#### Work request:
Which of the lines below hold "style"? Please return each one.
Segment Open
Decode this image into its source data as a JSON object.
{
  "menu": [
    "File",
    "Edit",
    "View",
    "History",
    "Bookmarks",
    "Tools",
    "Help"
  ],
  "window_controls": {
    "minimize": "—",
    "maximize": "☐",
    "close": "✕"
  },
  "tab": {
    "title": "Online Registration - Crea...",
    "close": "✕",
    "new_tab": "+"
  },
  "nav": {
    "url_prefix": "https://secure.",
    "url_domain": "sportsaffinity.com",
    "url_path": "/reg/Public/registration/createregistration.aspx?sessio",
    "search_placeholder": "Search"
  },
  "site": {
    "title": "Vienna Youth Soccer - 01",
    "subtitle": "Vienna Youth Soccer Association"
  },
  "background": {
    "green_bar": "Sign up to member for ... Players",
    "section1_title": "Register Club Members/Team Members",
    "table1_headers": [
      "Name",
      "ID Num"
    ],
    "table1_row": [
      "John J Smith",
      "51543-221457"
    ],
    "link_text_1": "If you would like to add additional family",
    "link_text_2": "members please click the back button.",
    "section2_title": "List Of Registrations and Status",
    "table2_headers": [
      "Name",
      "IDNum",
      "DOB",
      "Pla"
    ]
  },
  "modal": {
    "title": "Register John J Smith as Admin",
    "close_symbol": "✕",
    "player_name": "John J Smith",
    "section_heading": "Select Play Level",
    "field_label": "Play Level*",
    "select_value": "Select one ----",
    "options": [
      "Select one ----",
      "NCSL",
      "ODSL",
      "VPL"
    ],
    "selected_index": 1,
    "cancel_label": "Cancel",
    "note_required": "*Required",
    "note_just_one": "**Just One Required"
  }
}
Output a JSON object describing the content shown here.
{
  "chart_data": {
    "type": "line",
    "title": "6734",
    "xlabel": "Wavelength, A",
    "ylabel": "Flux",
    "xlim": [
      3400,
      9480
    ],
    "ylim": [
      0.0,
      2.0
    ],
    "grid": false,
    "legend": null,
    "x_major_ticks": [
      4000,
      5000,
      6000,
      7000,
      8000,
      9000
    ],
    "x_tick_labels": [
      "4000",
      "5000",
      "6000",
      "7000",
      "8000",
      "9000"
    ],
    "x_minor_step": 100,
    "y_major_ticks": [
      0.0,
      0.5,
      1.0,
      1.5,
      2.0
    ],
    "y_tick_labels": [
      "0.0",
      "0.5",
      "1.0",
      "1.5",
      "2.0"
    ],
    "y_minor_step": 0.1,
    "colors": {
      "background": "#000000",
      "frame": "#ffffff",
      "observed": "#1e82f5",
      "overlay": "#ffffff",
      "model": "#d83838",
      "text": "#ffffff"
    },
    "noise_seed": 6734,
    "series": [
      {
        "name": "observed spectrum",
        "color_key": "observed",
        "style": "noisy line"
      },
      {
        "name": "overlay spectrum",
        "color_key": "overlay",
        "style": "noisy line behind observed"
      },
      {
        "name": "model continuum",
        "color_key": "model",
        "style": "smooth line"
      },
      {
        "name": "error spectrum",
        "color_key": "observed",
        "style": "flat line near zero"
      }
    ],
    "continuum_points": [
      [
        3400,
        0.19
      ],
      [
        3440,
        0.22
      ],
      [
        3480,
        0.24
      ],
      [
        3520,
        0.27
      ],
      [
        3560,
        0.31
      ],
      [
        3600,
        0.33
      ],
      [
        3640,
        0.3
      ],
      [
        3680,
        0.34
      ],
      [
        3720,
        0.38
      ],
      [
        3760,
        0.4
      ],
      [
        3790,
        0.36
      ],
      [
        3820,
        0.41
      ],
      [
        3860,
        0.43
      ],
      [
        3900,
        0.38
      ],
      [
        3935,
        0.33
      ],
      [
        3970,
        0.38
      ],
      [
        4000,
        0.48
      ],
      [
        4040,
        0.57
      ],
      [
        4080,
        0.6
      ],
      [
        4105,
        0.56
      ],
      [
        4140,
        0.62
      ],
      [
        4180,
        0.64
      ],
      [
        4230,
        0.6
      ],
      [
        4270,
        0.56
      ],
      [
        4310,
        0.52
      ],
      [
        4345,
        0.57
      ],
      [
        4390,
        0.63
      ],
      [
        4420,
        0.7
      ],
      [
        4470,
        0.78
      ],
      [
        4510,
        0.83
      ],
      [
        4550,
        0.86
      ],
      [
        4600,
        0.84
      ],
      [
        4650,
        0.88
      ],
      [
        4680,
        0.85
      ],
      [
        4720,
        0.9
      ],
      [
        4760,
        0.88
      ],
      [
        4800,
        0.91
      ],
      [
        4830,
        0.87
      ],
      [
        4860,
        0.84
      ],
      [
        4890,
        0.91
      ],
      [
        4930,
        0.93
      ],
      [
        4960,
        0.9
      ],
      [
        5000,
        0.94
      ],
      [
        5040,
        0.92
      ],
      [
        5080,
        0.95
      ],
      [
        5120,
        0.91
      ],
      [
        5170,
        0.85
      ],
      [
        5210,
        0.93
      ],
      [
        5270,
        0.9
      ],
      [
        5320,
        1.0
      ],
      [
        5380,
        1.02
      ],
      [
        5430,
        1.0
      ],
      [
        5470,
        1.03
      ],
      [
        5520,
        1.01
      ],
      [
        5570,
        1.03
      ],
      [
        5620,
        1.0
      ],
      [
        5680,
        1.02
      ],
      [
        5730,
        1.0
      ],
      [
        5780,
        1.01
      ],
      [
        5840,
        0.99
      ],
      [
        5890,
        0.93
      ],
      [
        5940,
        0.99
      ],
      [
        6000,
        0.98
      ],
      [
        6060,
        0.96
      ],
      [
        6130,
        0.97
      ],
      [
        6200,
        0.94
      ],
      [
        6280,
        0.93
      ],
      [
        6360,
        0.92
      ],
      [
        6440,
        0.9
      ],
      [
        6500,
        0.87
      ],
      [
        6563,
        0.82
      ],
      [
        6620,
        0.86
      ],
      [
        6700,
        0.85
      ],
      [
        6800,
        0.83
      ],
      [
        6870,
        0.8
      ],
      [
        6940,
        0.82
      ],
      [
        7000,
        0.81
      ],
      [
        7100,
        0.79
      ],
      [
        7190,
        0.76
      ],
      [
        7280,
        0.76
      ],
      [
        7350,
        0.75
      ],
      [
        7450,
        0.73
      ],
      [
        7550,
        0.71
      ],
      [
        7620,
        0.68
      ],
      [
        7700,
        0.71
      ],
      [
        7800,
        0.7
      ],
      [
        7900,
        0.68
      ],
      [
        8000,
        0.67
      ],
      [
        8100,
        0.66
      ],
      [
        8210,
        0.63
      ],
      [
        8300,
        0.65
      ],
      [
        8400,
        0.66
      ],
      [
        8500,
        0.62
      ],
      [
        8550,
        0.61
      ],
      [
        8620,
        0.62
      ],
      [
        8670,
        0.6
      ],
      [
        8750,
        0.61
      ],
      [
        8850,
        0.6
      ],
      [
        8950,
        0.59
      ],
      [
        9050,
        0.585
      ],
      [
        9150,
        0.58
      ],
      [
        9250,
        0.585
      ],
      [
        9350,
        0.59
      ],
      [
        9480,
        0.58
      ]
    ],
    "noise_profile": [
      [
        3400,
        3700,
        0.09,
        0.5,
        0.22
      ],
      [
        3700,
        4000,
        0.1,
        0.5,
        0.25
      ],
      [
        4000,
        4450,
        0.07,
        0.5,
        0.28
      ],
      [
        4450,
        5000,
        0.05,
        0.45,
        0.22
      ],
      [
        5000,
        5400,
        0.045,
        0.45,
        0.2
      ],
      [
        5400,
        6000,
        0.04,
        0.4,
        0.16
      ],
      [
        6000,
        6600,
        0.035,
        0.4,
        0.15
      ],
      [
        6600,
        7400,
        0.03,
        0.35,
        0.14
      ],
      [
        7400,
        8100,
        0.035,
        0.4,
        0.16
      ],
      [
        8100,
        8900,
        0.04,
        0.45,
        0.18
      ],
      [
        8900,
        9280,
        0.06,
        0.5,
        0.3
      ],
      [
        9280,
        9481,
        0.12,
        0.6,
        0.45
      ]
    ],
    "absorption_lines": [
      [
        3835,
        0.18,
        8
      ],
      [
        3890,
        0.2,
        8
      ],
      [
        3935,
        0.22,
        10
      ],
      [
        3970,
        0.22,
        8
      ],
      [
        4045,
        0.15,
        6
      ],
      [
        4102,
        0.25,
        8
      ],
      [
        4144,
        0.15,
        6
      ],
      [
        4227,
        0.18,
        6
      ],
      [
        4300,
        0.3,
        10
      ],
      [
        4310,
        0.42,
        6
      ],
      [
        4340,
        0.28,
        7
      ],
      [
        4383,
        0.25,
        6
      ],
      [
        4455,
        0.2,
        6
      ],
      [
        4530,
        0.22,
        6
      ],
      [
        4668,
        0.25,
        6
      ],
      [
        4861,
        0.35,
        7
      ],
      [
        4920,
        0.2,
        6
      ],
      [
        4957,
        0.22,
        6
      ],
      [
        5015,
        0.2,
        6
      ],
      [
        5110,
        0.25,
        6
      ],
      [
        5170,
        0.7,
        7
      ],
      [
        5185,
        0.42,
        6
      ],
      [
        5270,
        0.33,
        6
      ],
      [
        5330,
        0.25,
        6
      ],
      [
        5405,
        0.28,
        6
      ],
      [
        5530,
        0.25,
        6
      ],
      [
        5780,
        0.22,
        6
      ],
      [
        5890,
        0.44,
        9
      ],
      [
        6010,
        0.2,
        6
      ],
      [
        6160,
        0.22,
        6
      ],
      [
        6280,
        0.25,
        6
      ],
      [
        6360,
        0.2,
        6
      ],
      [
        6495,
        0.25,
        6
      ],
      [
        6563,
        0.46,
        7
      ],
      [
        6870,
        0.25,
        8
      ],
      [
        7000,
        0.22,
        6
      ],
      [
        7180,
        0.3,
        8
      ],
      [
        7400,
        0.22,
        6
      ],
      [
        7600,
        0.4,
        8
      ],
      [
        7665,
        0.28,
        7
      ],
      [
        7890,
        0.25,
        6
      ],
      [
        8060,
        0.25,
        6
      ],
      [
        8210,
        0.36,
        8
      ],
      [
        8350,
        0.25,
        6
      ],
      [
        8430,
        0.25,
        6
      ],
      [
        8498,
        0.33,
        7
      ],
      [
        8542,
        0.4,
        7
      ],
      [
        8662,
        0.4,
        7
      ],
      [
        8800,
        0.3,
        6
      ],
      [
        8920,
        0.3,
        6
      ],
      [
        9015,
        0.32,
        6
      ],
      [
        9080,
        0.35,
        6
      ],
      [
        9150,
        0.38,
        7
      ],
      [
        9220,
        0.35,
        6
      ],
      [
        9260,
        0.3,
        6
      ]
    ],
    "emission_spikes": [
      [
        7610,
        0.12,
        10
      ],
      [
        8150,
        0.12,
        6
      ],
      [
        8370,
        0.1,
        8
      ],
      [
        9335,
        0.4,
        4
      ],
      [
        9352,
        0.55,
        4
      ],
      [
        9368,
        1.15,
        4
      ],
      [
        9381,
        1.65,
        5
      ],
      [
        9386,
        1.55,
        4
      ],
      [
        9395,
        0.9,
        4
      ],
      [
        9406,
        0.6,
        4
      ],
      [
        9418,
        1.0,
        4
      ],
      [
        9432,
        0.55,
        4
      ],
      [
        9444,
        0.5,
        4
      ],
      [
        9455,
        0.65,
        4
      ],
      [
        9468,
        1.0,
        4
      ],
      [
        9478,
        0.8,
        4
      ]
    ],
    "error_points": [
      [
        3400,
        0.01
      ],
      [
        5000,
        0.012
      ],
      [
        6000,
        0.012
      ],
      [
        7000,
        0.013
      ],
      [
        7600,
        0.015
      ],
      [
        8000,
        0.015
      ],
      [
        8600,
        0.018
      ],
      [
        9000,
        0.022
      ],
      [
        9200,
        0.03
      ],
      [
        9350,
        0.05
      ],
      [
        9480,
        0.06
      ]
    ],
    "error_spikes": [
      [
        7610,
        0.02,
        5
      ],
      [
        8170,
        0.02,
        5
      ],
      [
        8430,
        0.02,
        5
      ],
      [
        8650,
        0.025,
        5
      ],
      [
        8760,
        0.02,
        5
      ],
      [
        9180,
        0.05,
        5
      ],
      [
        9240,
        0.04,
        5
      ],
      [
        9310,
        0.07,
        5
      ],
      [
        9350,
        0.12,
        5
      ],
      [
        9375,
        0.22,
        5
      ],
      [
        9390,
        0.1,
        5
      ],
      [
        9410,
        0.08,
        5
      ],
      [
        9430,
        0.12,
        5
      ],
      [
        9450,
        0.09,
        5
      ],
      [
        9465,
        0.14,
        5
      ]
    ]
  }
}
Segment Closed
#### Answer to this exercise:
        "style": "noisy line"
        "style": "noisy line behind observed"
        "style": "smooth line"
        "style": "flat line near zero"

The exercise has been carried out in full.